President Barack Obama, speaking at the White House, referred to the Patriots' Day holiday in his condemnation of the attack, calling it "a day that celebrates the free and fiercely independent spirit that this great American city of Boston has reflected from the earliest days of our nation."
He vowed to bring those responsible for the blast to justice. "We will get to the bottom of this," the president said. "We will find who did this, and we will find out why they did this. Any responsible individuals, any responsible groups will feel the full weight of justice."
Police officials closed down a 15-block radius around the blast site, and some transit stops were closed. Landings were briefly halted at Boston Logan International Airport and the Boston Symphony Orchestra canceled its Monday night concert. A Boston Celtics game scheduled for Tuesday was canceled as well.
Boston's police commissioner, Ed Davis, urged people to stay off the streets. "We're recommending to people that they stay home, that if they're in hotels in the area that they return to their rooms, and that they don't go any place and congregate in large crowds," he said at a news conference.

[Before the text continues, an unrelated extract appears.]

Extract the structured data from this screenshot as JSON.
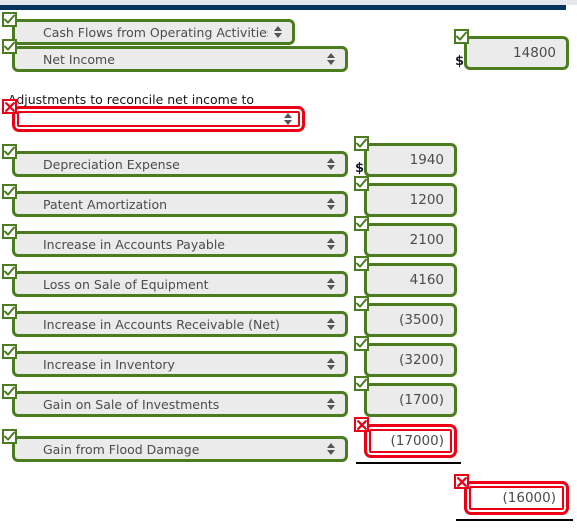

It had begun as a perfect day for the Boston Marathon, one of running's most storied events, with blue skies and temperatures just shy of 50 degrees. More than 23,000 runners started the race, which typically draws half a million spectators. And long after the world-class runners had finished — the men's race was won by Lelisa Desisa Benti of Ethiopia, who finished it in 2 hours, 10 minutes and 22 seconds; Rita Jeptoo of Kenya won the women's race in 2:26:25 — the sidewalks of Boston's Back Bay were still thick with spectators cheering on friends and relatives as they loped toward the finish line.
Stephanie Grammel, 26, from nearby Medford, was among them, there to watch her little sister.
"All of a sudden there was a loud boom — you felt the boom," she said, estimating that she had stood 10 or 15 feet away from the smoky blast, which she said caused bloody injuries throughout the crowd. "There was, at one point, a man with no legs — an image I never want to see again."
Runners just finishing the grueling race could not believe the scene. Nico Enriquez, 19, had just turned onto the final straightaway on Boylston Street and was looking at the ground when he looked up and saw people running toward him. "Their faces were just freaked out," he said. "I thought I was hallucinating."